Track your progress by monitoring your success rate for each drill, such as the number of accurate serves, well-executed dinks, or successful volleys. You may also notice improvements during actual games, as your on-court performance, agility, and decision-making continue to evolve.

5. What is the best drill for improving my serve?

The Deep Serve Accuracy Drill is an excellent choice for refining your serve. By focusing on precision and depth, you can keep your opponents on the defensive and gain an advantage in the match from the onset.

6. Can these drills be used for both beginners and advanced players?

Yes, these drills can benefit players of all skill levels. Beginners can use them as a foundation for developing core techniques, while advanced players can employ them to hone existing skills and maintain peak performance.

7. How do I make these drills more challenging as I improve?

To increase the difficulty level, try adjusting certain variables in a drill. This may include increasing the pace or speed, incorporating additional targets, or deliberately placing your shots under pressure to mimic game scenarios.

8. Are there additional drills I should consider adding to my practice routine?

Definitely! The drills mentioned in this article provide a solid training foundation, but it’s essential to continually challenge yourself by incorporating additional drills and exercises that target different aspects of pickleball performance.

9. What equipment do I need for these drills?

For most drills, standard pickleball equipment—such as a paddle, balls, and court—will suffice. You may also use simple accessories like cones or markers to set targets for accuracy-based exercises.

10. Can these drills be adapted for players with physical limitations?

Yes, these drills can be modified to cater to players with different abilities. Adjustments can include lessening the court distance, lowering the height of the net, or reducing the movement intensity for certain exercises.

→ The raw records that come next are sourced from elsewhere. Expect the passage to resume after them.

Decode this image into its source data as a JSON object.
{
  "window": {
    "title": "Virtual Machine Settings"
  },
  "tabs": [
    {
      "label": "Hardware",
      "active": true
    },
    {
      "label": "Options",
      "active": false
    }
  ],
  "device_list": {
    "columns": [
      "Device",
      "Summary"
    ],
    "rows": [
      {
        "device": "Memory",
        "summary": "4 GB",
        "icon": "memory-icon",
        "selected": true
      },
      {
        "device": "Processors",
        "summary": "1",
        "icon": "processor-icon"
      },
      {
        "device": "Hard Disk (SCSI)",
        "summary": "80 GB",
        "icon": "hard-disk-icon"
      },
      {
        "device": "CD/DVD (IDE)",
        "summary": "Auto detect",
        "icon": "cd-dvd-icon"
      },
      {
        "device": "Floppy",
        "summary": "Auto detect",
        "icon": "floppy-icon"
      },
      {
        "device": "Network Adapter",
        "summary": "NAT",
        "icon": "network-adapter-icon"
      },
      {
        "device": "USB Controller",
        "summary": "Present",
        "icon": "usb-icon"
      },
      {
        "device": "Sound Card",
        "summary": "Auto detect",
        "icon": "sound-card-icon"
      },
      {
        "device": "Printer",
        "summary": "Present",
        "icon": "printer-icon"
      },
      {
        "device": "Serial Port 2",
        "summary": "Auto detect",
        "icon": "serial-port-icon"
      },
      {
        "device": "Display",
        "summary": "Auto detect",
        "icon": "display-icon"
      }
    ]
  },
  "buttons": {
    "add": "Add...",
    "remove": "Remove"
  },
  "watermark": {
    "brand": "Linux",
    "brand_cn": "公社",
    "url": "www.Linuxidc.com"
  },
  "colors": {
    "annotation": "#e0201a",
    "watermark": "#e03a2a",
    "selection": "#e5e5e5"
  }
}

11. How can I maintain motivation while practicing these drills?

Setting personal goals, tracking your progress, and sharing your practice routine with a partner or group can help to maintain motivation. Also, remember that consistent effort and dedication will result in noticeable improvements and, ultimately, a more enjoyable on-court experience.

12. How important is stretching and warm-up before starting these drills?

Stretching and warming up are vital for injury prevention and optimal performance. A proper warm-up, including dynamic stretches and light cardio exercises, prepares your body for the demands of the drills and helps to avoid muscle strains or other injuries.

13. Can I create my own drills and exercises for skill improvement?

Yes, get creative and design your own drills based on your specific goals and areas for improvement. Analyze your strengths and weaknesses and tailor your practice routine to target the skills you need to develop most.